TASK BRIEF:
Every line below should be given again without alteration.

THE INPUT:
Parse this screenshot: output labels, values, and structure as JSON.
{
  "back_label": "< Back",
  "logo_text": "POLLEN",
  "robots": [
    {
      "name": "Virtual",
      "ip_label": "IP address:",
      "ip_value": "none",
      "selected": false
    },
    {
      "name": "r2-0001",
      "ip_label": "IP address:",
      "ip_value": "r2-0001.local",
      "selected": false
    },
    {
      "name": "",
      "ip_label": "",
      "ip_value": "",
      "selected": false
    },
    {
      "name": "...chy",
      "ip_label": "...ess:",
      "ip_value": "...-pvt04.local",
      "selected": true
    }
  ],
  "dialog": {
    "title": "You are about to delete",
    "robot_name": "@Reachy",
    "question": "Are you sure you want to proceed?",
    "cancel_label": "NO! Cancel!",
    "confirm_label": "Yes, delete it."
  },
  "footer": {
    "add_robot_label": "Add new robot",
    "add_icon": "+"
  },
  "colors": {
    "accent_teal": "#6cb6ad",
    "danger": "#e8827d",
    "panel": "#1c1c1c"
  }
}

RESPONSE TO THIS EXERCISE:
Parse this screenshot: output labels, values, and structure as JSON.
{
  "back_label": "< Back",
  "logo_text": "POLLEN",
  "robots": [
    {
      "name": "Virtual",
      "ip_label": "IP address:",
      "ip_value": "none",
      "selected": false
    },
    {
      "name": "r2-0001",
      "ip_label": "IP address:",
      "ip_value": "r2-0001.local",
      "selected": false
    },
    {
      "name": "",
      "ip_label": "",
      "ip_value": "",
      "selected": false
    },
    {
      "name": "...chy",
      "ip_label": "...ess:",
      "ip_value": "...-pvt04.local",
      "selected": true
    }
  ],
  "dialog": {
    "title": "You are about to delete",
    "robot_name": "@Reachy",
    "question": "Are you sure you want to proceed?",
    "cancel_label": "NO! Cancel!",
    "confirm_label": "Yes, delete it."
  },
  "footer": {
    "add_robot_label": "Add new robot",
    "add_icon": "+"
  },
  "colors": {
    "accent_teal": "#6cb6ad",
    "danger": "#e8827d",
    "panel": "#1c1c1c"
  }
}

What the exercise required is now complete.